• Material provided
+ + + + + + +

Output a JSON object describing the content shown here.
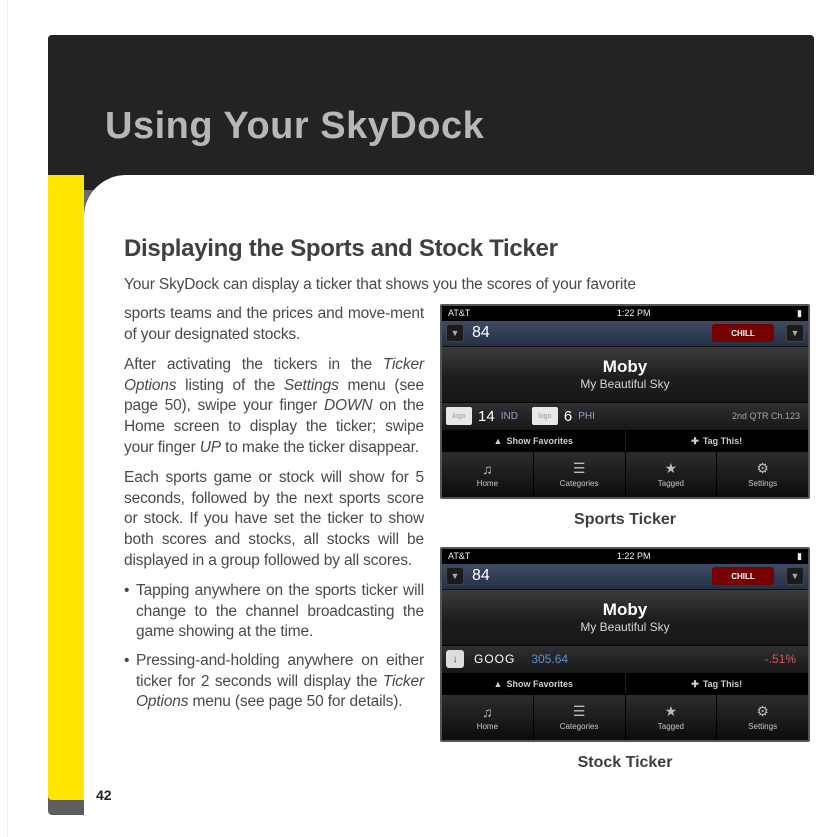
{
  "page": {
    "number": "42",
    "title": "Using Your SkyDock",
    "section_heading": "Displaying the Sports and Stock Ticker",
    "lead": "Your SkyDock can display a ticker that shows you the scores of your favorite",
    "para_rest1": "sports teams and the prices and move-ment of your designated stocks.",
    "para2_a": "After activating the tickers in the ",
    "para2_b": "Ticker Options",
    "para2_c": " listing of the ",
    "para2_d": "Settings",
    "para2_e": " menu (see page 50), swipe your finger ",
    "para2_f": "DOWN",
    "para2_g": " on the Home screen to display the ticker; swipe your finger ",
    "para2_h": "UP",
    "para2_i": " to make the ticker disappear.",
    "para3": "Each sports game or stock will show for 5 seconds, followed by the next sports score or stock. If you have set the ticker to show both scores and stocks, all stocks will be displayed in a group followed by all scores.",
    "bullet1": "Tapping anywhere on the sports ticker will change to the channel broadcasting the game showing at the time.",
    "bullet2_a": "Pressing-and-holding anywhere on either ticker for 2 seconds will display the ",
    "bullet2_b": "Ticker Options",
    "bullet2_c": " menu (see page 50 for details)."
  },
  "figures": {
    "sports_caption": "Sports Ticker",
    "stock_caption": "Stock Ticker"
  },
  "mock": {
    "status_left": "AT&T",
    "status_time": "1:22 PM",
    "channel": "84",
    "brand": "CHILL",
    "np_title": "Moby",
    "np_sub": "My Beautiful Sky",
    "sports": {
      "score1": "14",
      "team1": "IND",
      "score2": "6",
      "team2": "PHI",
      "quarter": "2nd QTR Ch.123"
    },
    "stock": {
      "symbol": "GOOG",
      "price": "305.64",
      "change": "-.51%"
    },
    "show_favorites": "Show Favorites",
    "tag_this": "Tag This!",
    "tabs": {
      "home": "Home",
      "categories": "Categories",
      "tagged": "Tagged",
      "settings": "Settings"
    },
    "logo_text": "logo"
  }
}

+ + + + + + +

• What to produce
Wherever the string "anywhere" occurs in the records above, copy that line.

• Answer to the exercise
    "bullet1": "Tapping anywhere on the sports ticker will change to the channel broadcasting the game showing at the time.",
    "bullet2_a": "Pressing-and-holding anywhere on either ticker for 2 seconds will display the ",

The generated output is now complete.